====== DATA SECTION ======

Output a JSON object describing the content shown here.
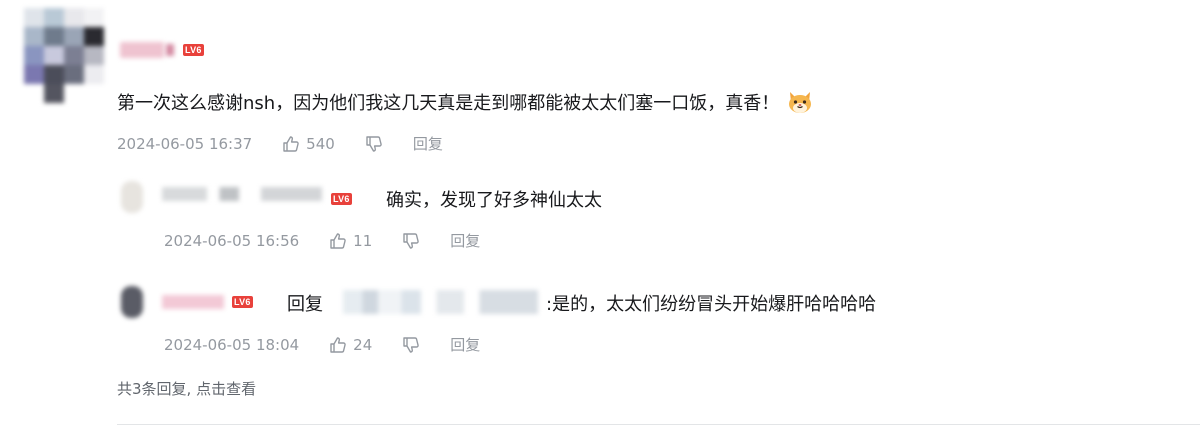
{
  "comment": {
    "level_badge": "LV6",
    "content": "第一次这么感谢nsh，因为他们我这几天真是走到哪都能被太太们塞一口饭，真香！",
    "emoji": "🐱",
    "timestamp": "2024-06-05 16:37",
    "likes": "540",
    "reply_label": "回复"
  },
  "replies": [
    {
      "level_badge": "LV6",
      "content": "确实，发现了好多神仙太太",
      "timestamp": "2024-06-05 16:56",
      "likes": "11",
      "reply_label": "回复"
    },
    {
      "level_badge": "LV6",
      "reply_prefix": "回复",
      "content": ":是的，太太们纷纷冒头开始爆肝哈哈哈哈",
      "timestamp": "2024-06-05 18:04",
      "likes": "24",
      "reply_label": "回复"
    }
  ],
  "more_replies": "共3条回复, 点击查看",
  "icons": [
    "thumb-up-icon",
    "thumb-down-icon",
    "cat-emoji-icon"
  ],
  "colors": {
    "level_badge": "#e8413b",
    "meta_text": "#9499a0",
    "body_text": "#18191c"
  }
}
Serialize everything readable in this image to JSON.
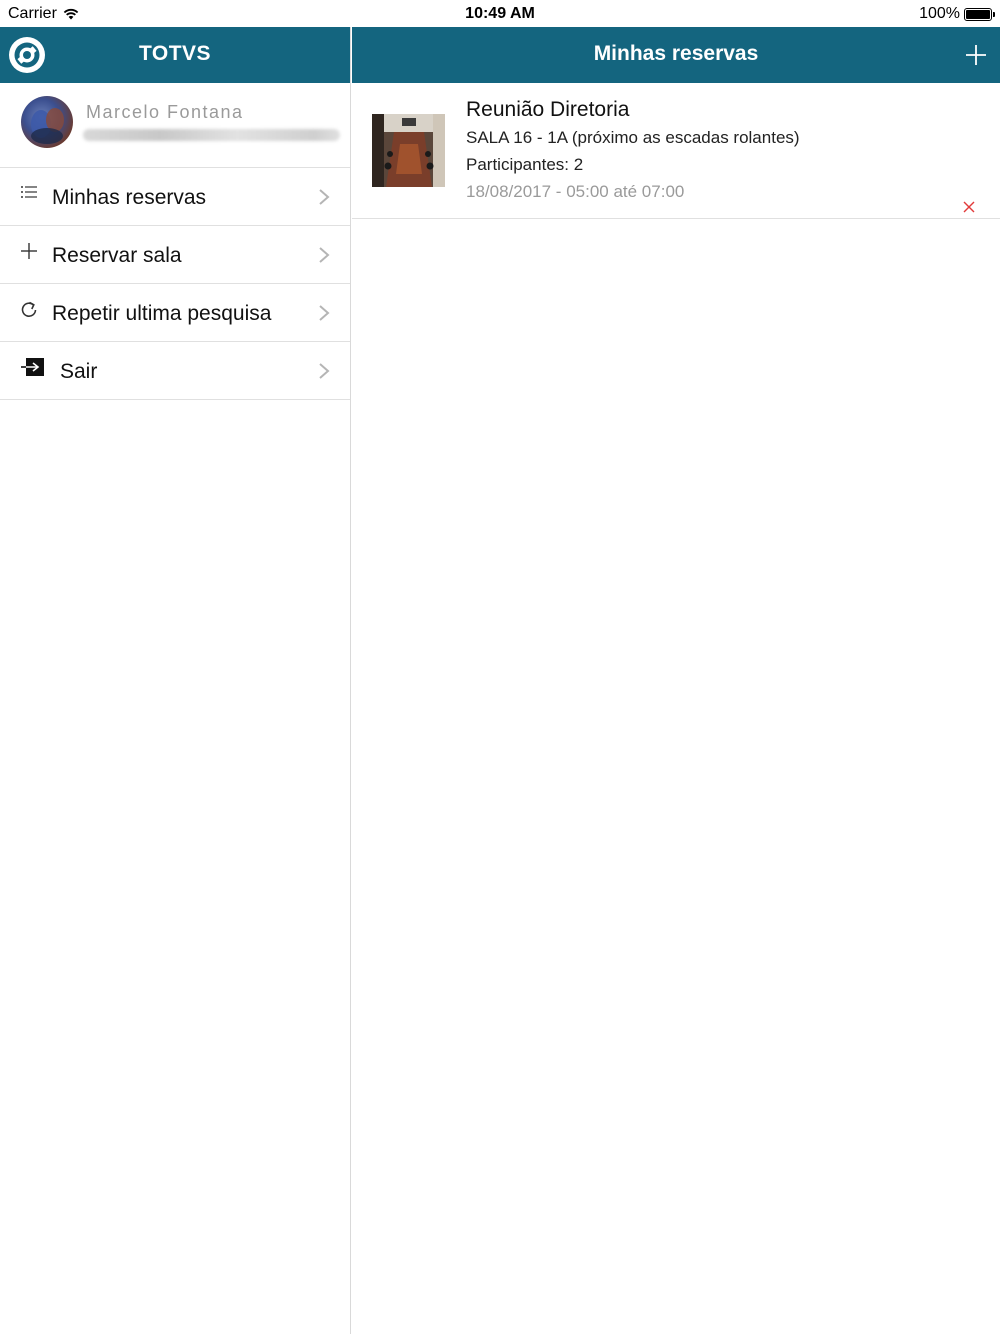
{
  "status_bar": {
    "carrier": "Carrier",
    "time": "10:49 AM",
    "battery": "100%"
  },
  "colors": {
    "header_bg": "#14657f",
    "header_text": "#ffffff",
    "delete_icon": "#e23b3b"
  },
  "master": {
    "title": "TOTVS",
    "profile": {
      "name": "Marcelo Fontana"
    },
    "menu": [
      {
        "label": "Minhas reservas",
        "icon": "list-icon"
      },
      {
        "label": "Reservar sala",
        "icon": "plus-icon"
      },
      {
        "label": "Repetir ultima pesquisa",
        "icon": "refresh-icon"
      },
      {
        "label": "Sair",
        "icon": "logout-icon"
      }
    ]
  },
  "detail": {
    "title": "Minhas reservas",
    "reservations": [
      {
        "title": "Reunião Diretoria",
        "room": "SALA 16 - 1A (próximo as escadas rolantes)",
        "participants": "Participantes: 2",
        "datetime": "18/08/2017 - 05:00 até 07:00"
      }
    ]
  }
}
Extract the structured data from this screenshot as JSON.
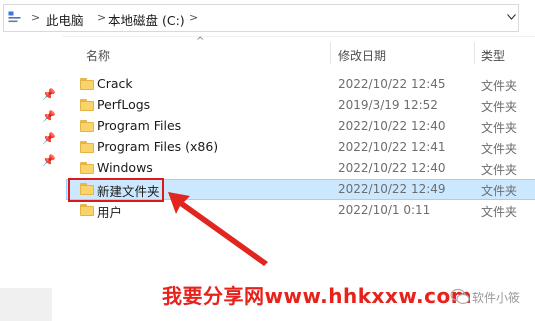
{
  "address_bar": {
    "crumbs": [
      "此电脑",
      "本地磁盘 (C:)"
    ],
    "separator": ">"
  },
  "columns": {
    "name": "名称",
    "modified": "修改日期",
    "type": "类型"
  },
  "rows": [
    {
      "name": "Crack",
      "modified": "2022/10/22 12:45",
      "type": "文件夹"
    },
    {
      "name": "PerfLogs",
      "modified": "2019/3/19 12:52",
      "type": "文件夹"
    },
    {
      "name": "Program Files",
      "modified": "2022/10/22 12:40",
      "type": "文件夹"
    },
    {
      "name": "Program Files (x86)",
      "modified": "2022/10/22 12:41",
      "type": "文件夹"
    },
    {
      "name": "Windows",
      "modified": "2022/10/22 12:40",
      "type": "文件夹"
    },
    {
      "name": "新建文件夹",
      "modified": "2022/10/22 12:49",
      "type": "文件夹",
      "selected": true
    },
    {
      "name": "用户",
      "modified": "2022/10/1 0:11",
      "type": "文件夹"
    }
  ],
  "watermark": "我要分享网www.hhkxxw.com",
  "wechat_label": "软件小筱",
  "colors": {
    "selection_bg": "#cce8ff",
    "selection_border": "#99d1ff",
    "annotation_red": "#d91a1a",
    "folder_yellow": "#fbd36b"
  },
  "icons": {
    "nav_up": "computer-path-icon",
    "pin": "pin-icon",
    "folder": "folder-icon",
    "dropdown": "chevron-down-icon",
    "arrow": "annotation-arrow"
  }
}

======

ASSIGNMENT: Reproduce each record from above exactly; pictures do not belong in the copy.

EXERCISE RESULT:
Output a JSON object describing the content shown here.
{
  "comment": {
    "level_badge": "LV6",
    "content": "第一次这么感谢nsh，因为他们我这几天真是走到哪都能被太太们塞一口饭，真香！",
    "emoji": "🐱",
    "timestamp": "2024-06-05 16:37",
    "likes": "540",
    "reply_label": "回复"
  },
  "replies": [
    {
      "level_badge": "LV6",
      "content": "确实，发现了好多神仙太太",
      "timestamp": "2024-06-05 16:56",
      "likes": "11",
      "reply_label": "回复"
    },
    {
      "level_badge": "LV6",
      "reply_prefix": "回复",
      "content": ":是的，太太们纷纷冒头开始爆肝哈哈哈哈",
      "timestamp": "2024-06-05 18:04",
      "likes": "24",
      "reply_label": "回复"
    }
  ],
  "more_replies": "共3条回复, 点击查看",
  "icons": [
    "thumb-up-icon",
    "thumb-down-icon",
    "cat-emoji-icon"
  ],
  "colors": {
    "level_badge": "#e8413b",
    "meta_text": "#9499a0",
    "body_text": "#18191c"
  }
}
Serialize everything readable in this image to JSON.
{
  "status_bar": {
    "carrier": "Carrier",
    "time": "10:49 AM",
    "battery": "100%"
  },
  "colors": {
    "header_bg": "#14657f",
    "header_text": "#ffffff",
    "delete_icon": "#e23b3b"
  },
  "master": {
    "title": "TOTVS",
    "profile": {
      "name": "Marcelo Fontana"
    },
    "menu": [
      {
        "label": "Minhas reservas",
        "icon": "list-icon"
      },
      {
        "label": "Reservar sala",
        "icon": "plus-icon"
      },
      {
        "label": "Repetir ultima pesquisa",
        "icon": "refresh-icon"
      },
      {
        "label": "Sair",
        "icon": "logout-icon"
      }
    ]
  },
  "detail": {
    "title": "Minhas reservas",
    "reservations": [
      {
        "title": "Reunião Diretoria",
        "room": "SALA 16 - 1A (próximo as escadas rolantes)",
        "participants": "Participantes: 2",
        "datetime": "18/08/2017 - 05:00 até 07:00"
      }
    ]
  }
}
Extract the structured data from this screenshot as JSON.
{
  "address_bar": {
    "crumbs": [
      "此电脑",
      "本地磁盘 (C:)"
    ],
    "separator": ">"
  },
  "columns": {
    "name": "名称",
    "modified": "修改日期",
    "type": "类型"
  },
  "rows": [
    {
      "name": "Crack",
      "modified": "2022/10/22 12:45",
      "type": "文件夹"
    },
    {
      "name": "PerfLogs",
      "modified": "2019/3/19 12:52",
      "type": "文件夹"
    },
    {
      "name": "Program Files",
      "modified": "2022/10/22 12:40",
      "type": "文件夹"
    },
    {
      "name": "Program Files (x86)",
      "modified": "2022/10/22 12:41",
      "type": "文件夹"
    },
    {
      "name": "Windows",
      "modified": "2022/10/22 12:40",
      "type": "文件夹"
    },
    {
      "name": "新建文件夹",
      "modified": "2022/10/22 12:49",
      "type": "文件夹",
      "selected": true
    },
    {
      "name": "用户",
      "modified": "2022/10/1 0:11",
      "type": "文件夹"
    }
  ],
  "watermark": "我要分享网www.hhkxxw.com",
  "wechat_label": "软件小筱",
  "colors": {
    "selection_bg": "#cce8ff",
    "selection_border": "#99d1ff",
    "annotation_red": "#d91a1a",
    "folder_yellow": "#fbd36b"
  },
  "icons": {
    "nav_up": "computer-path-icon",
    "pin": "pin-icon",
    "folder": "folder-icon",
    "dropdown": "chevron-down-icon",
    "arrow": "annotation-arrow"
  }
}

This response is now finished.